Most Recent Customer Reviews
The first half of this book was good, or Vol 1. She was a mermaid, we saw mermaid traits, old and new, subjects like lust, jealiously, fear, love were all touched on. Read morePublished on March 13, 2013 by Channing
this story, though it was good was very long and at times seemed like it almost drawn out. it started out strong but then it became dull almost.Published on February 11, 2013 by jacqueline
The Mermaid's Pendant is a retelling of the classic The Little Mermaid with a more real world view and experiences. Read morePublished on February 9, 2012 by JM
The Mermaid's Pendant is a fascinating blend of Hans Christian Andersen's classic The Little Mermaid and what "happy ever after" looks like after the characters have their sugary... Read morePublished on August 2, 2011 by Kate B.
All our lives are a mix of the magical and the mundane. The Mermaid's Pendant, a superbly imagined tale of a mythical creature come to live among mortals, takes this thought not... Read morePublished on March 30, 2011 by Matthew Jameson
The Mermaid's Pendant opens with John heading to a beautiful island for a little down time. His girlfriend, Zoe, plans to join him in two weeks. Read more
The beginning of this book is a retold tale of The Little Mermaid. More the Disney version rather than the Grimm faerie tale. Read morePublished on November 1, 2010 by Melissa Books and Things

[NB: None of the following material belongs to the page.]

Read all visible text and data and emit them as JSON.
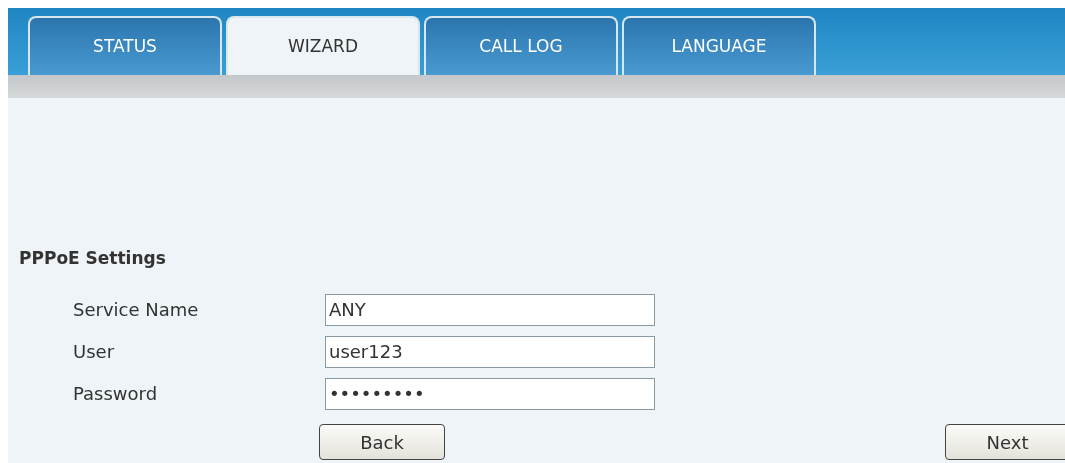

The Mermaid's Pendant is a captivating read from its start on a tiny Caribbean island to its conclusion in the more ordinary setting of coastal Massachusetts. Read morePublished on September 11, 2010 by Mary A Flanagan